Thursday, February 25, 2016

Repeal the 17th Amendment, centralize Power in Red States, keep "the Harry Reid's of the world" out.

So what do Republicans do when big special interest money (thanks to their own beloved Citizens United decision), now controls all GOP politicians in congress? Do you try to get rid of the corrupting influence of money? Do you hold your elected officials feet to the fire? Do you try to reform the Republican Party and take it away from the radicalized right wing base?

Nope! Our Republican constitutional conservatives have decided to run from the problem, and go after their beloved Constitution, by getting rid of the 17th Amendment. What is it about their authoritarian urge to centralize power? Salt Lake Tribune:
The Utah Senate voted 20-6 to pass SJR2 ... It calls for Congress to repeal the 17th Amendment to the U.S. Constitution, to allow people to directly elect U.S. senators.

Its sponsor, Sen. Al Jackson, R-Highland, says electing senators by the state Senate is needed because no branch of the federal government now represents the needs of state governments. A change would force senators to do that.

Jackson: "We repeal the 17th Amendment, we don't get Harry Reid anymore. We don't get the Harry Reid's of the world because guess what, most of the country is red! And I hate to make this a partisan issue because it's really not..."
My head is spinning.....

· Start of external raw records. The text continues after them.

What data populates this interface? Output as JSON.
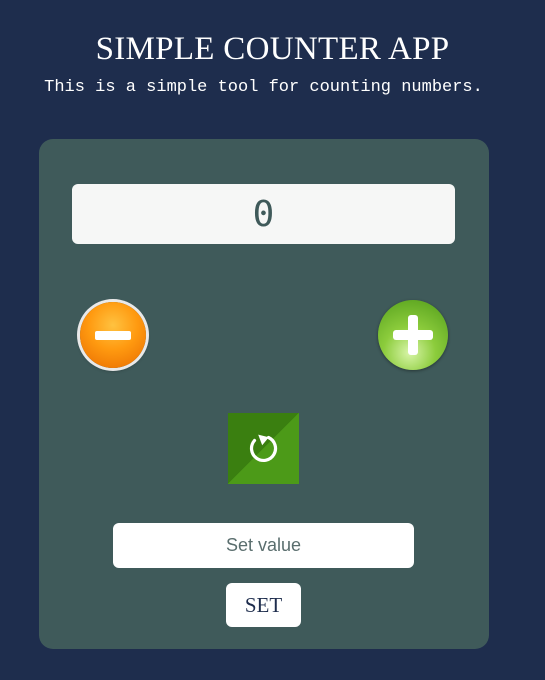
{
  "header": {
    "title": "SIMPLE COUNTER APP",
    "subtitle": "This is a simple tool for counting numbers."
  },
  "counter": {
    "value": "0"
  },
  "controls": {
    "decrement_icon": "minus-icon",
    "increment_icon": "plus-icon",
    "reset_icon": "refresh-icon"
  },
  "set_value": {
    "placeholder": "Set value",
    "value": "",
    "button_label": "SET"
  },
  "colors": {
    "background": "#1e2d4d",
    "card": "#3f5a5a",
    "decrement": "#ff9a10",
    "increment": "#7cc030",
    "reset": "#4c9a18"
  }
}
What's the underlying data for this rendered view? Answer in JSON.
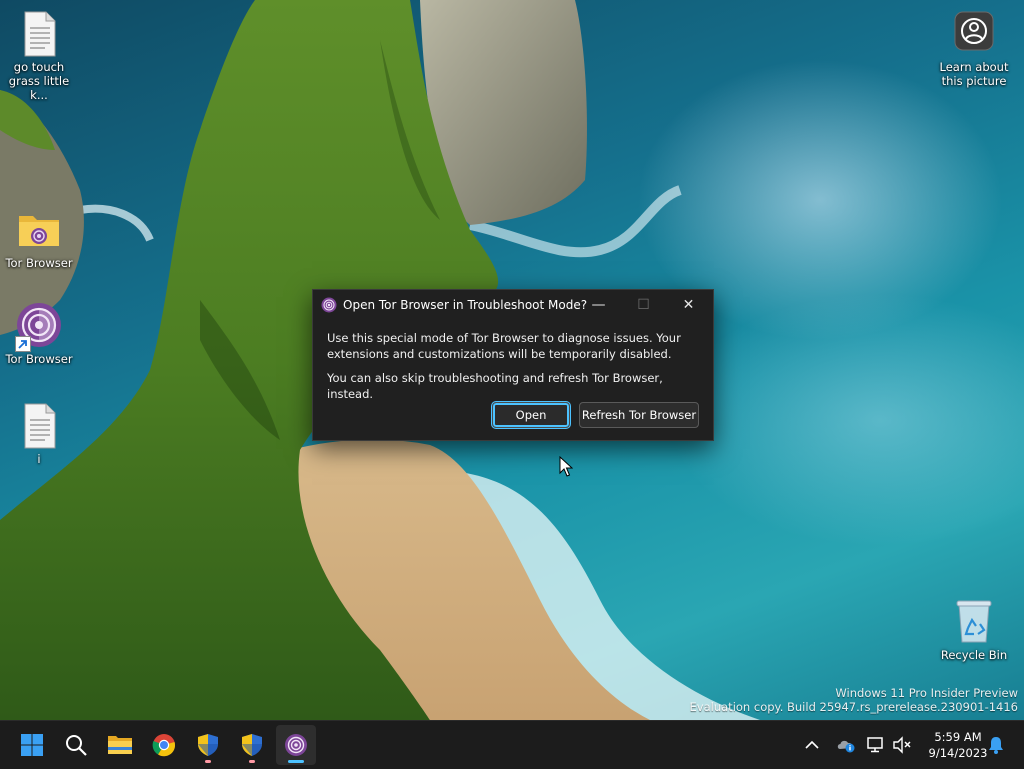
{
  "desktop": {
    "icons": [
      {
        "name": "desktop-icon-text-file-go-touch-grass",
        "label": "go touch grass little k...",
        "icon": "text-file-icon"
      },
      {
        "name": "desktop-icon-tor-browser-folder",
        "label": "Tor Browser",
        "icon": "folder-icon"
      },
      {
        "name": "desktop-icon-tor-browser-shortcut",
        "label": "Tor Browser",
        "icon": "tor-browser-icon"
      },
      {
        "name": "desktop-icon-text-file-i",
        "label": "i",
        "icon": "text-file-icon"
      },
      {
        "name": "desktop-icon-learn-about-picture",
        "label": "Learn about this picture",
        "icon": "camera-icon"
      },
      {
        "name": "desktop-icon-recycle-bin",
        "label": "Recycle Bin",
        "icon": "recycle-bin-icon"
      }
    ],
    "watermark": {
      "line1": "Windows 11 Pro Insider Preview",
      "line2": "Evaluation copy. Build 25947.rs_prerelease.230901-1416"
    }
  },
  "dialog": {
    "title": "Open Tor Browser in Troubleshoot Mode?",
    "message1": "Use this special mode of Tor Browser to diagnose issues. Your extensions and customizations will be temporarily disabled.",
    "message2": "You can also skip troubleshooting and refresh Tor Browser, instead.",
    "open_label": "Open",
    "refresh_label": "Refresh Tor Browser",
    "controls": {
      "minimize": "—",
      "maximize": "☐",
      "close": "✕"
    }
  },
  "taskbar": {
    "items": [
      {
        "name": "start",
        "icon": "windows-start-icon"
      },
      {
        "name": "search",
        "icon": "search-icon"
      },
      {
        "name": "file-explorer",
        "icon": "folder-icon"
      },
      {
        "name": "chrome",
        "icon": "chrome-icon"
      },
      {
        "name": "security-shield-1",
        "icon": "uac-shield-icon"
      },
      {
        "name": "security-shield-2",
        "icon": "uac-shield-icon"
      },
      {
        "name": "tor-browser",
        "icon": "tor-browser-icon",
        "active": true
      }
    ],
    "tray": {
      "time": "5:59 AM",
      "date": "9/14/2023"
    }
  },
  "colors": {
    "accent": "#4cc2ff",
    "tor_purple": "#7d4698",
    "taskbar_bg": "#1c1c1c",
    "dialog_bg": "#202020"
  }
}
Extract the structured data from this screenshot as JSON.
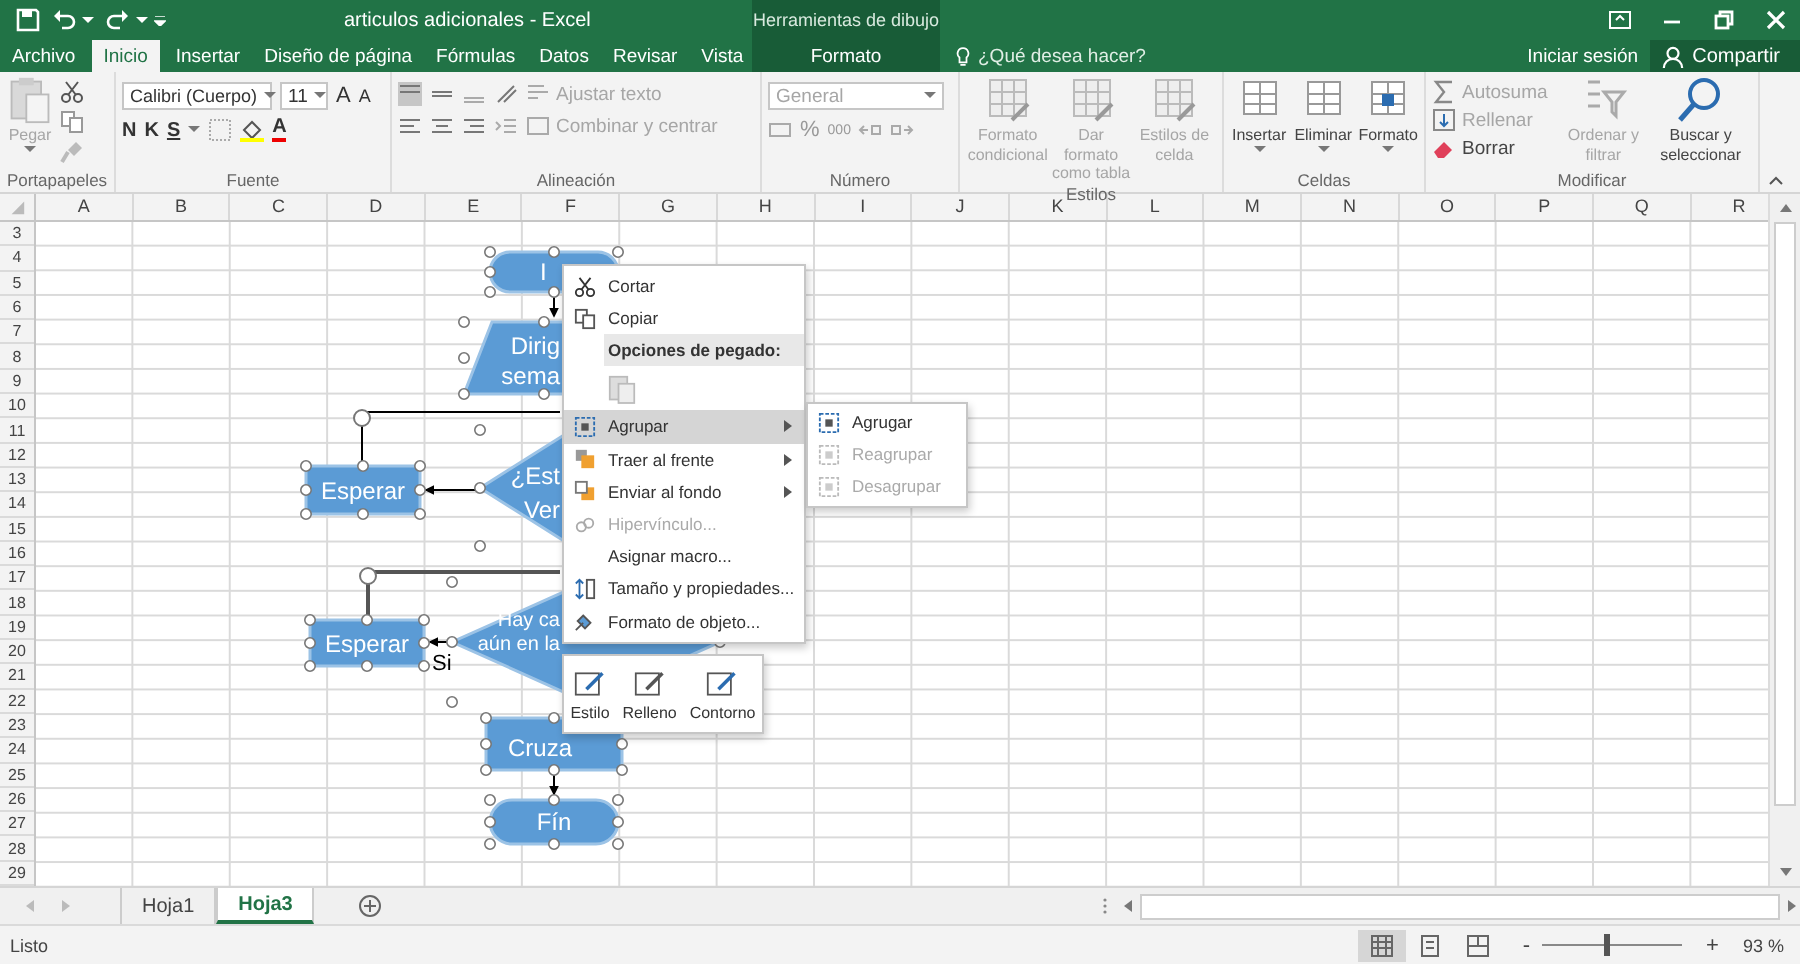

Apparently State Sen. Al Jackson isn't aware of the House of Representatives? And yet, Republicans love the influence of money so much, that it doesn't even occur to them to just get rid of it:
"Today, senators are more beholden to special interest groups than to their states" because those interests give them money for reelection, Jackson said. "It's time for our senators to come home every weekend and take direction from this body and from the House and the governor on how they should vote in the upcoming week."
Of course it took a Democrat to point out the one major flaw in their thinking:  
Sen. Luz Escamilla, D-Salt Lake City, disputed the plan's logic. U.S. senators are now the only lawmakers elected by all voters in the state, she said, and therefore are not affected by redistricting that she says may have favored Republicans in Utah. She said repealing the amendment would also take away power from voters.

1 comment:

  1. ah, a majority of states had to approve it too? Still, most of the country is red...I surrender.